I really don't expect politicians to understand technology, just as I'm flustered when I'm given a legal document to sign. However, I'll try my best to explain the shortcomings of a model which collects and analyses call meta-data with a simple example; given in the context of Indian law, but which has parallels in any legal system.
Betting is illegal in India. A common form of betting is around cricket matches; and this is a big and illegal business in India. Let's say that the government wants to crack down on bookies. So, I propose the following system that should work given that the government has access to call meta-data for an extended period of time.

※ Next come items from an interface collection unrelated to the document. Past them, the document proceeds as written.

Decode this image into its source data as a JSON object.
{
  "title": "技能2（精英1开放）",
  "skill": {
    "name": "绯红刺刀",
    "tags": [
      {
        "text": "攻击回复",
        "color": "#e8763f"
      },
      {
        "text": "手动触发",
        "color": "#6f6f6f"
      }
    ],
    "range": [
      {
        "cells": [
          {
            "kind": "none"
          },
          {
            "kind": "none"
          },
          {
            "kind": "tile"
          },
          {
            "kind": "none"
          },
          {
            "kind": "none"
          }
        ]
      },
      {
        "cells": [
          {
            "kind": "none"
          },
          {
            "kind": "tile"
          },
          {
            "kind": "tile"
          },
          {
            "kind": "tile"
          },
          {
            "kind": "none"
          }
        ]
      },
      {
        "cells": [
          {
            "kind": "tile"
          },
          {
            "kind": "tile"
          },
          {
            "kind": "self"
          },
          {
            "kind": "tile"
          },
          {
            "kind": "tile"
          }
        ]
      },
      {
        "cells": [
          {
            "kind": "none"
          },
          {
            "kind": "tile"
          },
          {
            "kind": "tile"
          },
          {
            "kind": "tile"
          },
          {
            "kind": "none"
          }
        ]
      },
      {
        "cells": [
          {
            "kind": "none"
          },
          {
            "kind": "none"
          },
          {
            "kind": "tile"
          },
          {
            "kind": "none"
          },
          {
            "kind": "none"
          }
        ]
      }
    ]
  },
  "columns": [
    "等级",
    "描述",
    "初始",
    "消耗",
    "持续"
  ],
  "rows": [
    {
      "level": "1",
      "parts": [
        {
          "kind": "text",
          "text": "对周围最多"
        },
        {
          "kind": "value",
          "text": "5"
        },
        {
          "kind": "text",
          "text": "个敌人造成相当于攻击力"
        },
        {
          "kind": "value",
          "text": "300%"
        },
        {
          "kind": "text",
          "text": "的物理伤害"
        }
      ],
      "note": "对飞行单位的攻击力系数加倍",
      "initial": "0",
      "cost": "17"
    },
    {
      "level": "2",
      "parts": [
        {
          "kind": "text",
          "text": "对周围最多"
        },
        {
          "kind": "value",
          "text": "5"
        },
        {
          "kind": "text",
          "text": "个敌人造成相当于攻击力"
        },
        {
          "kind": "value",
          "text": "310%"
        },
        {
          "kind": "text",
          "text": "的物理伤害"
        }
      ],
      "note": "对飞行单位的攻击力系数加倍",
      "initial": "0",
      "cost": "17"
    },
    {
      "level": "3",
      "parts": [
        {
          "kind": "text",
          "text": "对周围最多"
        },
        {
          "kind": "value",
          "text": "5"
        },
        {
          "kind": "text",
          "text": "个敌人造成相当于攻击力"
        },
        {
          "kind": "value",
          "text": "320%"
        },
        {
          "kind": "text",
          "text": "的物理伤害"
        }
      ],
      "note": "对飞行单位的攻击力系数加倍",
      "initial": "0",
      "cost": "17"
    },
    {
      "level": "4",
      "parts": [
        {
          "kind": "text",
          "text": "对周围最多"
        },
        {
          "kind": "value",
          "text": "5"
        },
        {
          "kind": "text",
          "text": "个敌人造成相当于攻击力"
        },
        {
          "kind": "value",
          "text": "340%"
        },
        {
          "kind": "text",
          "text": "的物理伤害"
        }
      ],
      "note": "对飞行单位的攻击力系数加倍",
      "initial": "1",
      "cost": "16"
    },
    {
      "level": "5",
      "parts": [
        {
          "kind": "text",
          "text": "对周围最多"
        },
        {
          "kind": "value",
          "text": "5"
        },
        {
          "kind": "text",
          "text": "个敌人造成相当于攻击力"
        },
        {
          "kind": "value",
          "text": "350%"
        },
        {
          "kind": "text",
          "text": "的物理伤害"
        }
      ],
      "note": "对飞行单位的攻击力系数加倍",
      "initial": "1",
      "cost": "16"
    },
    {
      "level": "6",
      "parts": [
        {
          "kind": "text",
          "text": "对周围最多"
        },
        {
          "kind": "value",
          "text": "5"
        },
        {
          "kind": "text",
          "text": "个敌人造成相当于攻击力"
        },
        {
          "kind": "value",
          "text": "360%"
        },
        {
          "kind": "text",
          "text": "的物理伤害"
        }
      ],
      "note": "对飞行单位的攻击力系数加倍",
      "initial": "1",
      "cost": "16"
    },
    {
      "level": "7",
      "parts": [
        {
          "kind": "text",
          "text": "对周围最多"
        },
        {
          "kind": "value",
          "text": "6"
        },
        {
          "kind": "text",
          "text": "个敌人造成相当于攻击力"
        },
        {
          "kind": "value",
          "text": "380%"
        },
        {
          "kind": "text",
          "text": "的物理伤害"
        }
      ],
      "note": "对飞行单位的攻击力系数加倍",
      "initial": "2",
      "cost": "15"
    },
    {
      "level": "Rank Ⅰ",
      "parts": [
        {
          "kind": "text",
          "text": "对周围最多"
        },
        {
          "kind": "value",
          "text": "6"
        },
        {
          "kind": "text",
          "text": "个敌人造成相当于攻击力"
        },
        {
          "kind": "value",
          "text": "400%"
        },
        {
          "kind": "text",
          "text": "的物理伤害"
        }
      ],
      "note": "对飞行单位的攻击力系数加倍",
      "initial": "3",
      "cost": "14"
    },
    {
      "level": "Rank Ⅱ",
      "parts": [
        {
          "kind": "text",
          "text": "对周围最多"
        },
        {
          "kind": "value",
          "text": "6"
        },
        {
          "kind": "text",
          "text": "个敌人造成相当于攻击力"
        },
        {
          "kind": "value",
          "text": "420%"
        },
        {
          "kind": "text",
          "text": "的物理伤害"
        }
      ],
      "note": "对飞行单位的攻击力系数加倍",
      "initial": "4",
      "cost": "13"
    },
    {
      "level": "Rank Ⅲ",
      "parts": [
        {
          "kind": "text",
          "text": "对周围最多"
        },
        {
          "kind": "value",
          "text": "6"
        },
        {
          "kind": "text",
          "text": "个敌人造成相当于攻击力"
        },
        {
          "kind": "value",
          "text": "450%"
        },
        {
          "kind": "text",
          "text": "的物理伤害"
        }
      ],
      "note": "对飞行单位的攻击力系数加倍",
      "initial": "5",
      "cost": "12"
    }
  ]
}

We expect that a bookie will receive more calls when a cricket match is on, or around the time a cricket match is scheduled. A bookie will make a lot of calls after a cricket match, possibly for collection of dues. However, I don't need to predict this behaviour. I'll simply ask a computer to analyse the call patterns of known bookies, and observe variations around the time cricket matches were played. Further, since most people will have the same bookie over a series of matches, the computer can analyse these patterns as well. Using this information, a computer can print out a list of people it suspects (with a high degree of confidence) of being bookies. Law enforcement will crack down on bookies, get warrants, search their premises, confiscate their property: the whole deal. And we've just saved the country from illegal gambling.

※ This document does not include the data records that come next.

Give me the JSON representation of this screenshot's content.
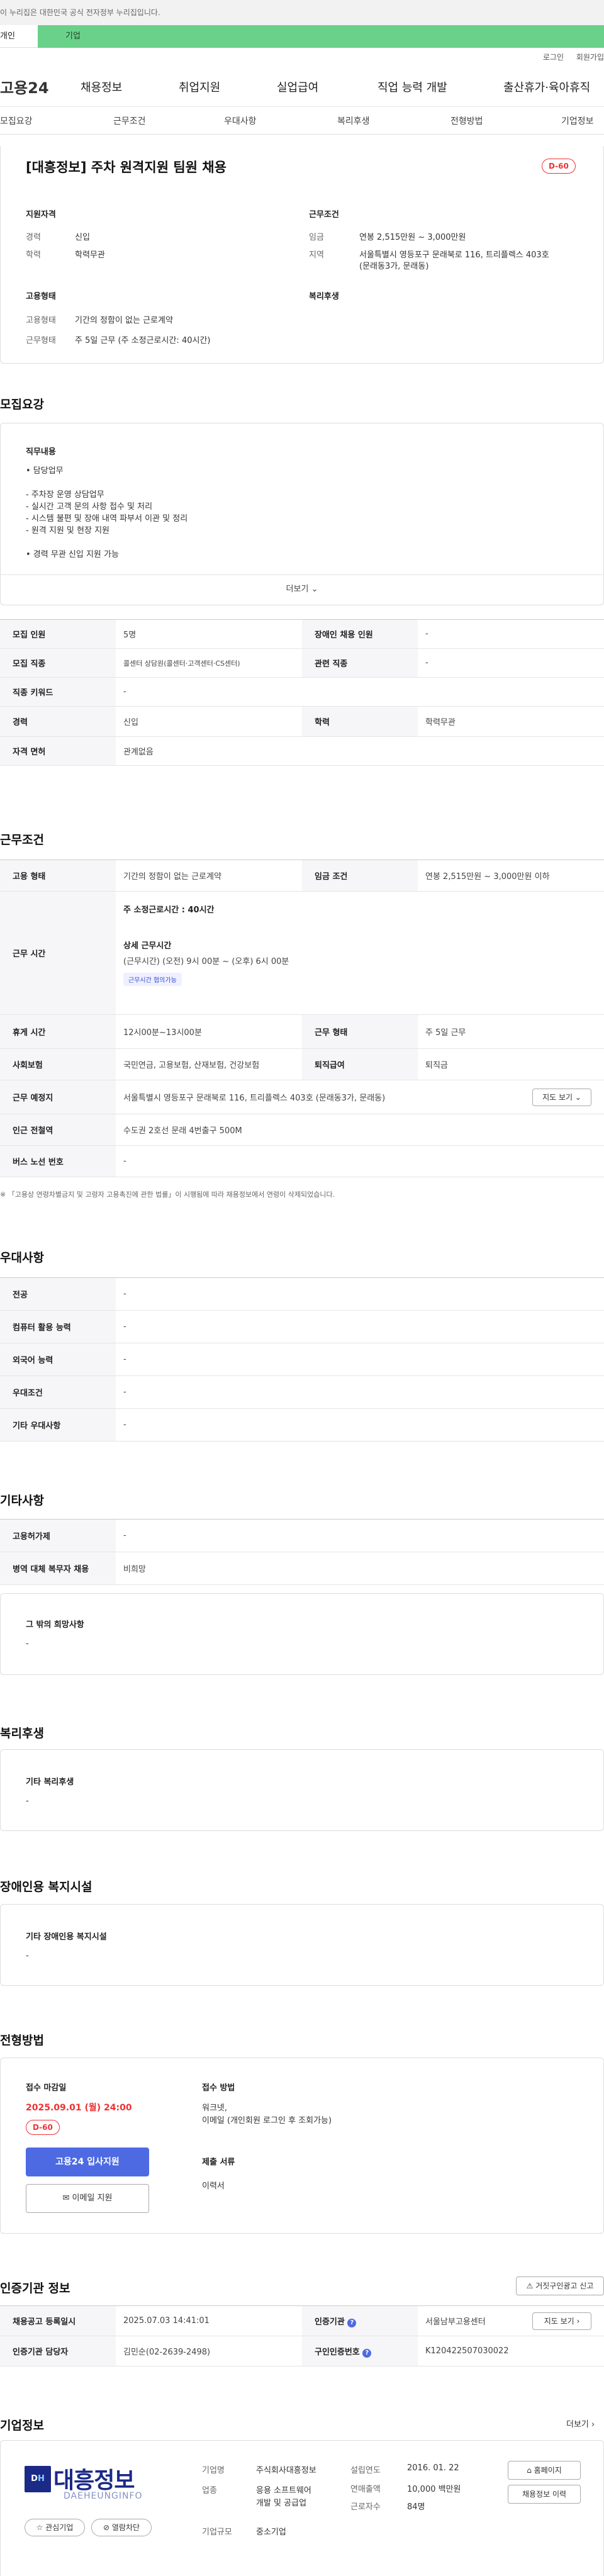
{
  "gov_notice": "이 누리집은 대한민국 공식 전자정부 누리집입니다.",
  "tabs": {
    "person": "개인",
    "corp": "기업"
  },
  "util": {
    "login": "로그인",
    "join": "회원가입"
  },
  "logo": "고용24",
  "gnb": [
    "채용정보",
    "취업지원",
    "실업급여",
    "직업 능력 개발",
    "출산휴가·육아휴직"
  ],
  "anchors": [
    "모집요강",
    "근무조건",
    "우대사항",
    "복리후생",
    "전형방법",
    "기업정보"
  ],
  "header": {
    "title": "[대흥정보] 주차 원격지원 팀원 채용",
    "dday": "D-60",
    "qual_title": "지원자격",
    "career_label": "경력",
    "career_value": "신입",
    "edu_label": "학력",
    "edu_value": "학력무관",
    "work_title": "근무조건",
    "wage_label": "임금",
    "wage_value": "연봉 2,515만원 ~ 3,000만원",
    "area_label": "지역",
    "area_value1": "서울특별시 영등포구 문래북로 116, 트리플렉스 403호",
    "area_value2": "(문래동3가, 문래동)",
    "emp_title": "고용형태",
    "emptype_label": "고용형태",
    "emptype_value": "기간의 정함이 없는 근로계약",
    "hours_label": "근무형태",
    "hours_value": "주 5일 근무 (주 소정근로시간: 40시간)",
    "welfare_title": "복리후생"
  },
  "recruit": {
    "section_title": "모집요강",
    "duty_title": "직무내용",
    "duty_lines": [
      "• 담당업무",
      "",
      "- 주차장 운영 상담업무",
      "- 실시간 고객 문의 사항 접수 및 처리",
      "- 시스템 불편 및 장애 내역 파부서 이관 및 정리",
      "- 원격 지원 및 현장 지원",
      "",
      "• 경력 무관 신입 지원 가능"
    ],
    "more": "더보기",
    "rows": [
      {
        "k1": "모집 인원",
        "v1": "5명",
        "k2": "장애인 채용 인원",
        "v2": "-"
      },
      {
        "k1": "모집 직종",
        "v1": "콜센터 상담원(콜센터·고객센터·CS센터)",
        "k2": "관련 직종",
        "v2": "-"
      },
      {
        "k1": "직종 키워드",
        "v1": "-"
      },
      {
        "k1": "경력",
        "v1": "신입",
        "k2": "학력",
        "v2": "학력무관"
      },
      {
        "k1": "자격 면허",
        "v1": "관계없음"
      }
    ]
  },
  "work": {
    "section_title": "근무조건",
    "emp_k": "고용 형태",
    "emp_v": "기간의 정함이 없는 근로계약",
    "wage_k": "임금 조건",
    "wage_v": "연봉 2,515만원 ~ 3,000만원 이하",
    "time_k": "근무 시간",
    "time_main": "주 소정근로시간 : 40시간",
    "time_detail_title": "상세 근무시간",
    "time_detail": "(근무시간) (오전) 9시 00분 ~ (오후) 6시 00분",
    "time_chip": "근무시간 협의가능",
    "rest_k": "휴게 시간",
    "rest_v": "12시00분~13시00분",
    "shape_k": "근무 형태",
    "shape_v": "주 5일 근무",
    "ins_k": "사회보험",
    "ins_v": "국민연금, 고용보험, 산재보험, 건강보험",
    "ret_k": "퇴직급여",
    "ret_v": "퇴직금",
    "place_k": "근무 예정지",
    "place_v": "서울특별시 영등포구 문래북로 116, 트리플렉스 403호 (문래동3가, 문래동)",
    "map_btn": "지도 보기",
    "subway_k": "인근 전철역",
    "subway_v": "수도권 2호선 문래 4번출구 500M",
    "bus_k": "버스 노선 번호",
    "bus_v": "-",
    "notice": "※ 「고용상 연령차별금지 및 고령자 고용촉진에 관한 법률」이 시행됨에 따라 채용정보에서 연령이 삭제되었습니다."
  },
  "pref": {
    "section_title": "우대사항",
    "rows": [
      [
        "전공",
        "-"
      ],
      [
        "컴퓨터 활용 능력",
        "-"
      ],
      [
        "외국어 능력",
        "-"
      ],
      [
        "우대조건",
        "-"
      ],
      [
        "기타 우대사항",
        "-"
      ]
    ]
  },
  "etc": {
    "section_title": "기타사항",
    "rows": [
      [
        "고용허가제",
        "-"
      ],
      [
        "병역 대체 복무자 채용",
        "비희망"
      ]
    ],
    "box_title": "그 밖의 희망사항",
    "box_value": "-"
  },
  "welfare": {
    "section_title": "복리후생",
    "box_title": "기타 복리후생",
    "box_value": "-"
  },
  "disabled": {
    "section_title": "장애인용 복지시설",
    "box_title": "기타 장애인용 복지시설",
    "box_value": "-"
  },
  "process": {
    "section_title": "전형방법",
    "deadline_title": "접수 마감일",
    "deadline": "2025.09.01 (월) 24:00",
    "dday": "D-60",
    "apply_btn": "고용24 입사지원",
    "email_btn": "이메일 지원",
    "method_title": "접수 방법",
    "method_lines": [
      "워크넷,",
      "이메일 (개인회원 로그인 후 조회가능)"
    ],
    "docs_title": "제출 서류",
    "docs_value": "이력서"
  },
  "cert": {
    "section_title": "인증기관 정보",
    "report_btn": "거짓구인광고 신고",
    "reg_k": "채용공고 등록일시",
    "reg_v": "2025.07.03 14:41:01",
    "agency_k": "인증기관",
    "agency_v": "서울남부고용센터",
    "map_btn": "지도 보기",
    "manager_k": "인증기관 담당자",
    "manager_v": "김민순(02-2639-2498)",
    "no_k": "구인인증번호",
    "no_v": "K120422507030022"
  },
  "company": {
    "section_title": "기업정보",
    "more": "더보기",
    "logo_text": "대흥정보",
    "logo_sub": "DAEHEUNGINFO",
    "fav_btn": "관심기업",
    "block_btn": "열람차단",
    "name_k": "기업명",
    "name_v": "주식회사대흥정보",
    "ind_k": "업종",
    "ind_v1": "응용 소프트웨어",
    "ind_v2": "개발 및 공급업",
    "size_k": "기업규모",
    "size_v": "중소기업",
    "est_k": "설립연도",
    "est_v": "2016. 01. 22",
    "sales_k": "연매출액",
    "sales_v": "10,000 백만원",
    "emp_k": "근로자수",
    "emp_v": "84명",
    "home_btn": "홈페이지",
    "list_btn": "채용정보 이력"
  }
}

However, computers make mistakes. More often than not, these mistakes arise from incorrect assumptions about the data being supplied. For example, the reasoning in the previous paragraph is flawed, because there is another class of people who will have similar call history patterns: cable service providers. In a country where people will always watch cricket matches, and with poor cable service; a lot of people will call up cable service providers to complain about poor quality of service, or broken cables around cricket matches. The system will wrongly flag cable service providers as bookies, and until law enforcement finds out that they're wrong, the cable service providers will go through hell multiple times over (trust me, you don't want to go to jail, and in India, you don't want to ever run into the police as a potential suspect).
Law enforcement officers want to detect and stop criminal behaviour. More often than not, officers suffer from confirmation bias, which means that they will look at facts that confirm their hypotheses. If a computer system says, with high confidence, that someone is engaged in illegal activities, they will look for evidence of illegal activities, which can result in intrusive and often illegal searches. The old maxim that you should not be afraid if you've got nothing to hide doesn't really hold. Everyone has something they don't want to be public, and this need not be a secret. Everybody closes the stall door in a toilet.
Of course, many of these suggestions may be impossible or impractical in today's world, without sacrificing a lot of convenience. For example, while I recommend cash transactions, I almost exclusively use cards, because they're so much more convenient. This blog uses Google Analytics to track user behaviour, so that I can write articles that are favoured by more readers, though honestly, I could not care less about what you read: this blog is mainly for my own satisfaction, and as a way for me to collect and archive my views on a variety of topics.
Just be wary, and actively make your opinion known, so that we can have better services with better privacy in the future. It's possible, and we need to let companies and the government know that we value our privacy.
As an aside, Google always hinted at its involvement with PRISM. Chrome's incognito mode always warned us about "surveillance by secret agents". :)